(Data about app and page elements)
===

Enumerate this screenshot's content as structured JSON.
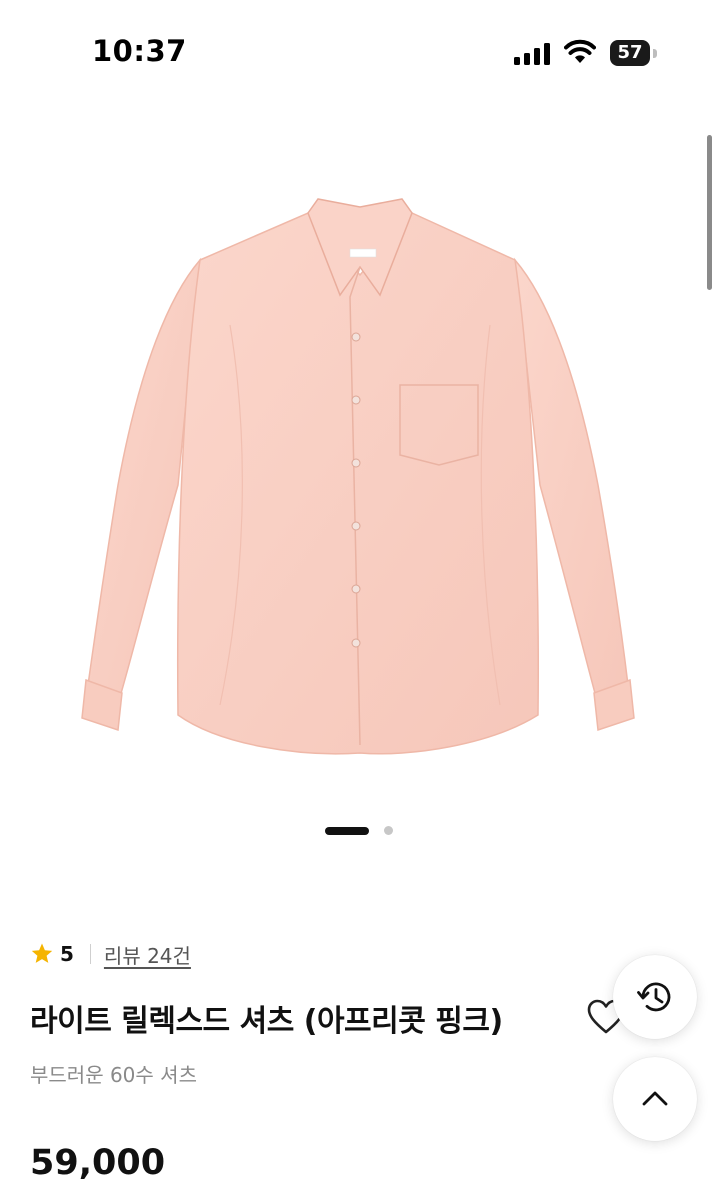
{
  "status_bar": {
    "time": "10:37",
    "battery": "57",
    "icons": [
      "cellular-signal-icon",
      "wifi-icon",
      "battery-icon"
    ]
  },
  "gallery": {
    "image_alt": "product-photo-pink-shirt",
    "slide_count": 2,
    "active_slide": 1
  },
  "product": {
    "rating": "5",
    "review_link": "리뷰 24건",
    "name": "라이트 릴렉스드 셔츠 (아프리콧 핑크)",
    "description": "부드러운 60수 셔츠",
    "price": "59,000"
  },
  "actions": {
    "icons": [
      "heart-icon",
      "share-icon",
      "history-icon",
      "arrow-up-icon"
    ]
  },
  "colors": {
    "accent_star": "#F5B400",
    "shirt": "#F9CFC3",
    "text_primary": "#111111",
    "text_secondary": "#8A8A8A"
  }
}
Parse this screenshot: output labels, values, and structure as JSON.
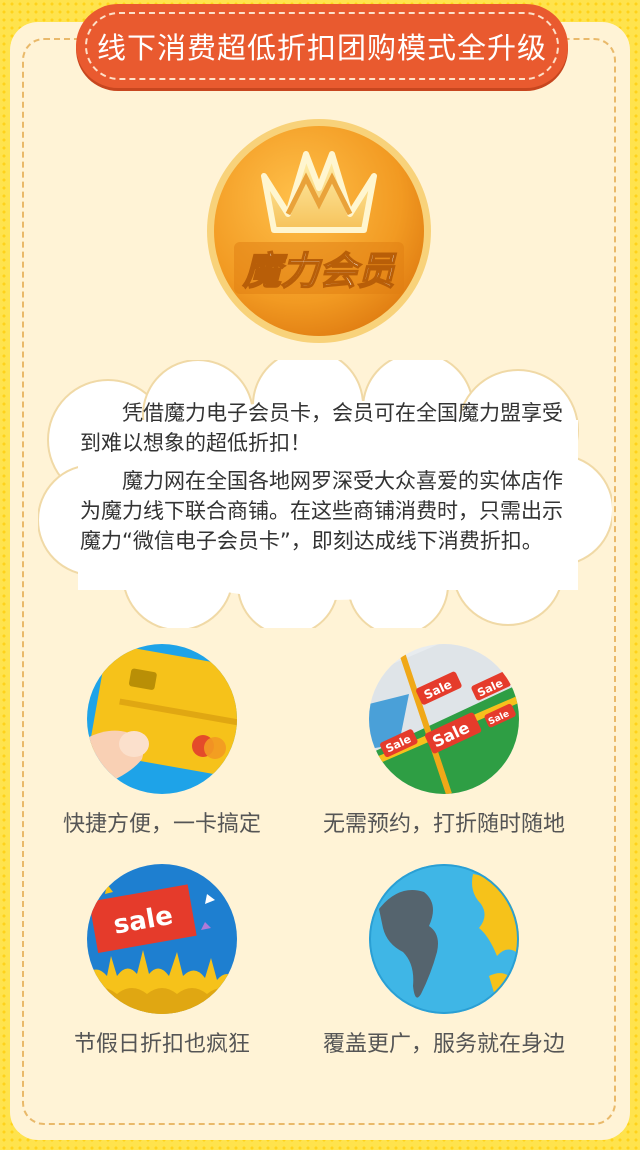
{
  "banner": {
    "title": "线下消费超低折扣团购模式全升级"
  },
  "badge": {
    "text": "魔力会员",
    "icon": "crown-icon"
  },
  "intro": {
    "paragraph1": "凭借魔力电子会员卡，会员可在全国魔力盟享受到难以想象的超低折扣！",
    "paragraph2": "魔力网在全国各地网罗深受大众喜爱的实体店作为魔力线下联合商铺。在这些商铺消费时，只需出示魔力“微信电子会员卡”，即刻达成线下消费折扣。"
  },
  "features": [
    {
      "icon": "credit-card-icon",
      "label": "快捷方便，一卡搞定"
    },
    {
      "icon": "sale-map-icon",
      "label": "无需预约，打折随时随地"
    },
    {
      "icon": "sale-crowd-icon",
      "label": "节假日折扣也疯狂",
      "sign": "sale"
    },
    {
      "icon": "globe-icon",
      "label": "覆盖更广，服务就在身边"
    }
  ],
  "map_tags": [
    "Sale",
    "Sale",
    "Sale",
    "Sale",
    "Sale"
  ],
  "colors": {
    "background": "#ffe34d",
    "card": "#fff3d6",
    "banner": "#e95a2f",
    "badge": "#f39a22"
  }
}
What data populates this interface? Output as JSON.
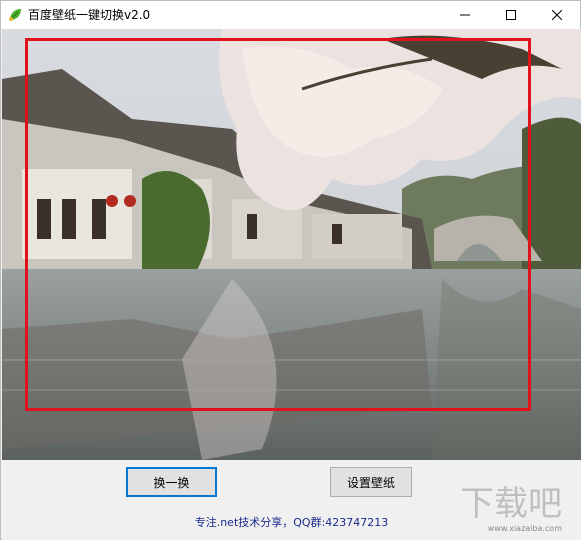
{
  "window": {
    "title": "百度壁纸一键切换v2.0"
  },
  "buttons": {
    "switch_label": "换一换",
    "set_wallpaper_label": "设置壁纸"
  },
  "footer": {
    "text": "专注.net技术分享，QQ群:423747213"
  },
  "watermark": {
    "text": "下载吧",
    "url": "www.xiazaiba.com"
  },
  "colors": {
    "selection_frame": "#e0131d",
    "footer_text": "#1a2a8c",
    "focus_border": "#0078d7"
  },
  "icons": [
    "app-leaf-icon",
    "minimize-icon",
    "maximize-icon",
    "close-icon"
  ]
}
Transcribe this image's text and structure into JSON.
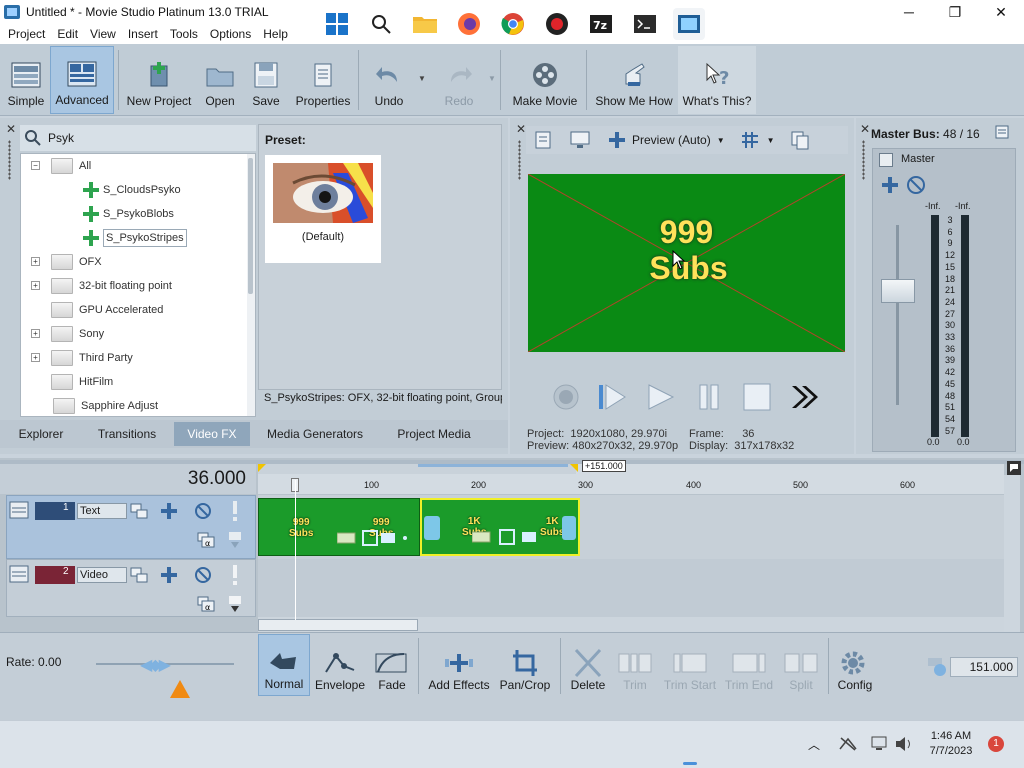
{
  "window": {
    "title": "Untitled * - Movie Studio Platinum 13.0 TRIAL",
    "controls": [
      "─",
      "❐",
      "✕"
    ]
  },
  "menu": [
    "Project",
    "Edit",
    "View",
    "Insert",
    "Tools",
    "Options",
    "Help"
  ],
  "toolbar": {
    "simple": "Simple",
    "advanced": "Advanced",
    "new_project": "New Project",
    "open": "Open",
    "save": "Save",
    "properties": "Properties",
    "undo": "Undo",
    "redo": "Redo",
    "make_movie": "Make Movie",
    "show_me_how": "Show Me How",
    "whats_this": "What's This?"
  },
  "explorer": {
    "search_value": "Psyk",
    "preset_label": "Preset:",
    "preset_default": "(Default)",
    "tree": [
      {
        "label": "All",
        "type": "folder",
        "expander": "−"
      },
      {
        "label": "S_CloudsPsyko",
        "type": "plugin"
      },
      {
        "label": "S_PsykoBlobs",
        "type": "plugin"
      },
      {
        "label": "S_PsykoStripes",
        "type": "plugin",
        "selected": true
      },
      {
        "label": "OFX",
        "type": "folder",
        "expander": "+"
      },
      {
        "label": "32-bit floating point",
        "type": "folder",
        "expander": "+"
      },
      {
        "label": "GPU Accelerated",
        "type": "folder"
      },
      {
        "label": "Sony",
        "type": "folder",
        "expander": "+"
      },
      {
        "label": "Third Party",
        "type": "folder",
        "expander": "+"
      },
      {
        "label": "HitFilm",
        "type": "folder"
      },
      {
        "label": "Sapphire Adjust",
        "type": "folder"
      }
    ],
    "status_text": "S_PsykoStripes: OFX, 32-bit floating point, Group",
    "tabs": [
      "Explorer",
      "Transitions",
      "Video FX",
      "Media Generators",
      "Project Media"
    ],
    "active_tab": "Video FX"
  },
  "preview": {
    "mode": "Preview (Auto)",
    "overlay_line1": "999",
    "overlay_line2": "Subs",
    "project_label": "Project:",
    "project_value": "1920x1080, 29.970i",
    "preview_label": "Preview:",
    "preview_value": "480x270x32, 29.970p",
    "frame_label": "Frame:",
    "frame_value": "36",
    "display_label": "Display:",
    "display_value": "317x178x32"
  },
  "master": {
    "title": "Master Bus:",
    "value": "48 / 16",
    "label": "Master",
    "inf_left": "-Inf.",
    "inf_right": "-Inf.",
    "scale": [
      "3",
      "6",
      "9",
      "12",
      "15",
      "18",
      "21",
      "24",
      "27",
      "30",
      "33",
      "36",
      "39",
      "42",
      "45",
      "48",
      "51",
      "54",
      "57"
    ],
    "bottom_left": "0.0",
    "bottom_right": "0.0"
  },
  "timeline": {
    "time": "36.000",
    "loop_label": "+151.000",
    "ruler": [
      "100",
      "200",
      "300",
      "400",
      "500",
      "600"
    ],
    "tracks": [
      {
        "number": "1",
        "name": "Text"
      },
      {
        "number": "2",
        "name": "Video"
      }
    ],
    "clip1_line1": "999",
    "clip1_line2": "Subs",
    "clip2_line1": "1K",
    "clip2_line2": "Subs",
    "rate_label": "Rate: 0.00",
    "end_time": "151.000"
  },
  "edit_tools": {
    "normal": "Normal",
    "envelope": "Envelope",
    "fade": "Fade",
    "add_effects": "Add Effects",
    "pan_crop": "Pan/Crop",
    "delete": "Delete",
    "trim": "Trim",
    "trim_start": "Trim Start",
    "trim_end": "Trim End",
    "split": "Split",
    "config": "Config"
  },
  "taskbar": {
    "time": "1:46 AM",
    "date": "7/7/2023",
    "notification_count": "1"
  }
}
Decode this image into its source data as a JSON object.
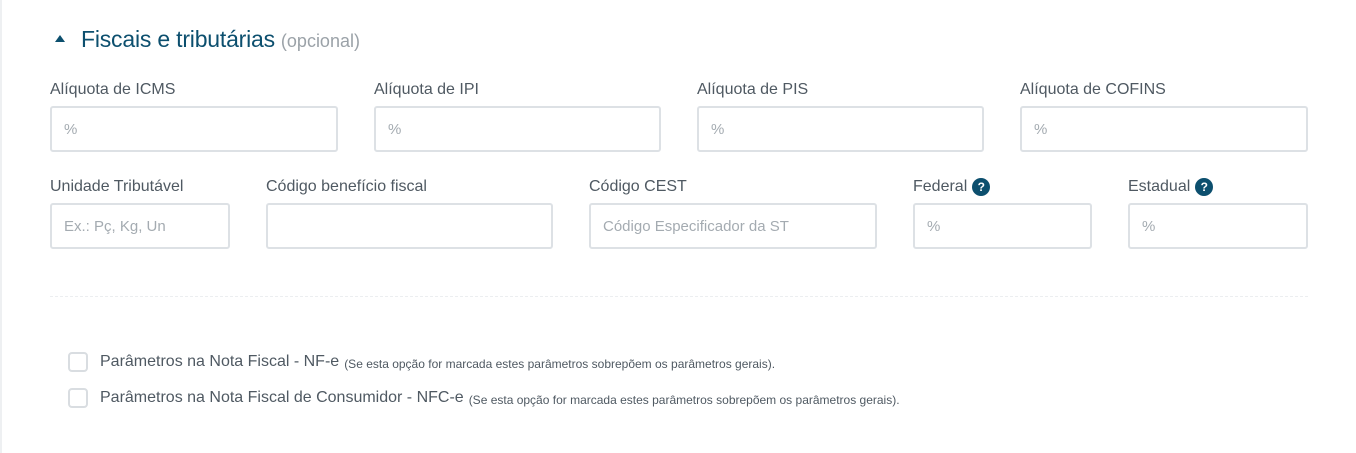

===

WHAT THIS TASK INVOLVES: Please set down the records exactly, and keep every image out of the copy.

SOLUTION TO THIS TASK:
Enumerate this screenshot's content as structured JSON.
{
  "status_bar": {
    "time": "10:37",
    "battery": "57",
    "icons": [
      "cellular-signal-icon",
      "wifi-icon",
      "battery-icon"
    ]
  },
  "gallery": {
    "image_alt": "product-photo-pink-shirt",
    "slide_count": 2,
    "active_slide": 1
  },
  "product": {
    "rating": "5",
    "review_link": "리뷰 24건",
    "name": "라이트 릴렉스드 셔츠 (아프리콧 핑크)",
    "description": "부드러운 60수 셔츠",
    "price": "59,000"
  },
  "actions": {
    "icons": [
      "heart-icon",
      "share-icon",
      "history-icon",
      "arrow-up-icon"
    ]
  },
  "colors": {
    "accent_star": "#F5B400",
    "shirt": "#F9CFC3",
    "text_primary": "#111111",
    "text_secondary": "#8A8A8A"
  }
}
Parse this screenshot: output labels, values, and structure as JSON.
{
  "banner": {
    "title": "线下消费超低折扣团购模式全升级"
  },
  "badge": {
    "text": "魔力会员",
    "icon": "crown-icon"
  },
  "intro": {
    "paragraph1": "凭借魔力电子会员卡，会员可在全国魔力盟享受到难以想象的超低折扣！",
    "paragraph2": "魔力网在全国各地网罗深受大众喜爱的实体店作为魔力线下联合商铺。在这些商铺消费时，只需出示魔力“微信电子会员卡”，即刻达成线下消费折扣。"
  },
  "features": [
    {
      "icon": "credit-card-icon",
      "label": "快捷方便，一卡搞定"
    },
    {
      "icon": "sale-map-icon",
      "label": "无需预约，打折随时随地"
    },
    {
      "icon": "sale-crowd-icon",
      "label": "节假日折扣也疯狂",
      "sign": "sale"
    },
    {
      "icon": "globe-icon",
      "label": "覆盖更广，服务就在身边"
    }
  ],
  "map_tags": [
    "Sale",
    "Sale",
    "Sale",
    "Sale",
    "Sale"
  ],
  "colors": {
    "background": "#ffe34d",
    "card": "#fff3d6",
    "banner": "#e95a2f",
    "badge": "#f39a22"
  }
}
What data populates this interface? Output as JSON.
{
  "window": {
    "title": "百度壁纸一键切换v2.0"
  },
  "buttons": {
    "switch_label": "换一换",
    "set_wallpaper_label": "设置壁纸"
  },
  "footer": {
    "text": "专注.net技术分享，QQ群:423747213"
  },
  "watermark": {
    "text": "下载吧",
    "url": "www.xiazaiba.com"
  },
  "colors": {
    "selection_frame": "#e0131d",
    "footer_text": "#1a2a8c",
    "focus_border": "#0078d7"
  },
  "icons": [
    "app-leaf-icon",
    "minimize-icon",
    "maximize-icon",
    "close-icon"
  ]
}
Transcribe this image's text and structure into JSON.
{
  "window": {
    "title": "Untitled * - Movie Studio Platinum 13.0 TRIAL",
    "controls": [
      "─",
      "❐",
      "✕"
    ]
  },
  "menu": [
    "Project",
    "Edit",
    "View",
    "Insert",
    "Tools",
    "Options",
    "Help"
  ],
  "toolbar": {
    "simple": "Simple",
    "advanced": "Advanced",
    "new_project": "New Project",
    "open": "Open",
    "save": "Save",
    "properties": "Properties",
    "undo": "Undo",
    "redo": "Redo",
    "make_movie": "Make Movie",
    "show_me_how": "Show Me How",
    "whats_this": "What's This?"
  },
  "explorer": {
    "search_value": "Psyk",
    "preset_label": "Preset:",
    "preset_default": "(Default)",
    "tree": [
      {
        "label": "All",
        "type": "folder",
        "expander": "−"
      },
      {
        "label": "S_CloudsPsyko",
        "type": "plugin"
      },
      {
        "label": "S_PsykoBlobs",
        "type": "plugin"
      },
      {
        "label": "S_PsykoStripes",
        "type": "plugin",
        "selected": true
      },
      {
        "label": "OFX",
        "type": "folder",
        "expander": "+"
      },
      {
        "label": "32-bit floating point",
        "type": "folder",
        "expander": "+"
      },
      {
        "label": "GPU Accelerated",
        "type": "folder"
      },
      {
        "label": "Sony",
        "type": "folder",
        "expander": "+"
      },
      {
        "label": "Third Party",
        "type": "folder",
        "expander": "+"
      },
      {
        "label": "HitFilm",
        "type": "folder"
      },
      {
        "label": "Sapphire Adjust",
        "type": "folder"
      }
    ],
    "status_text": "S_PsykoStripes: OFX, 32-bit floating point, Group",
    "tabs": [
      "Explorer",
      "Transitions",
      "Video FX",
      "Media Generators",
      "Project Media"
    ],
    "active_tab": "Video FX"
  },
  "preview": {
    "mode": "Preview (Auto)",
    "overlay_line1": "999",
    "overlay_line2": "Subs",
    "project_label": "Project:",
    "project_value": "1920x1080, 29.970i",
    "preview_label": "Preview:",
    "preview_value": "480x270x32, 29.970p",
    "frame_label": "Frame:",
    "frame_value": "36",
    "display_label": "Display:",
    "display_value": "317x178x32"
  },
  "master": {
    "title": "Master Bus:",
    "value": "48 / 16",
    "label": "Master",
    "inf_left": "-Inf.",
    "inf_right": "-Inf.",
    "scale": [
      "3",
      "6",
      "9",
      "12",
      "15",
      "18",
      "21",
      "24",
      "27",
      "30",
      "33",
      "36",
      "39",
      "42",
      "45",
      "48",
      "51",
      "54",
      "57"
    ],
    "bottom_left": "0.0",
    "bottom_right": "0.0"
  },
  "timeline": {
    "time": "36.000",
    "loop_label": "+151.000",
    "ruler": [
      "100",
      "200",
      "300",
      "400",
      "500",
      "600"
    ],
    "tracks": [
      {
        "number": "1",
        "name": "Text"
      },
      {
        "number": "2",
        "name": "Video"
      }
    ],
    "clip1_line1": "999",
    "clip1_line2": "Subs",
    "clip2_line1": "1K",
    "clip2_line2": "Subs",
    "rate_label": "Rate: 0.00",
    "end_time": "151.000"
  },
  "edit_tools": {
    "normal": "Normal",
    "envelope": "Envelope",
    "fade": "Fade",
    "add_effects": "Add Effects",
    "pan_crop": "Pan/Crop",
    "delete": "Delete",
    "trim": "Trim",
    "trim_start": "Trim Start",
    "trim_end": "Trim End",
    "split": "Split",
    "config": "Config"
  },
  "taskbar": {
    "time": "1:46 AM",
    "date": "7/7/2023",
    "notification_count": "1"
  }
}
Decode this image into its source data as a JSON object.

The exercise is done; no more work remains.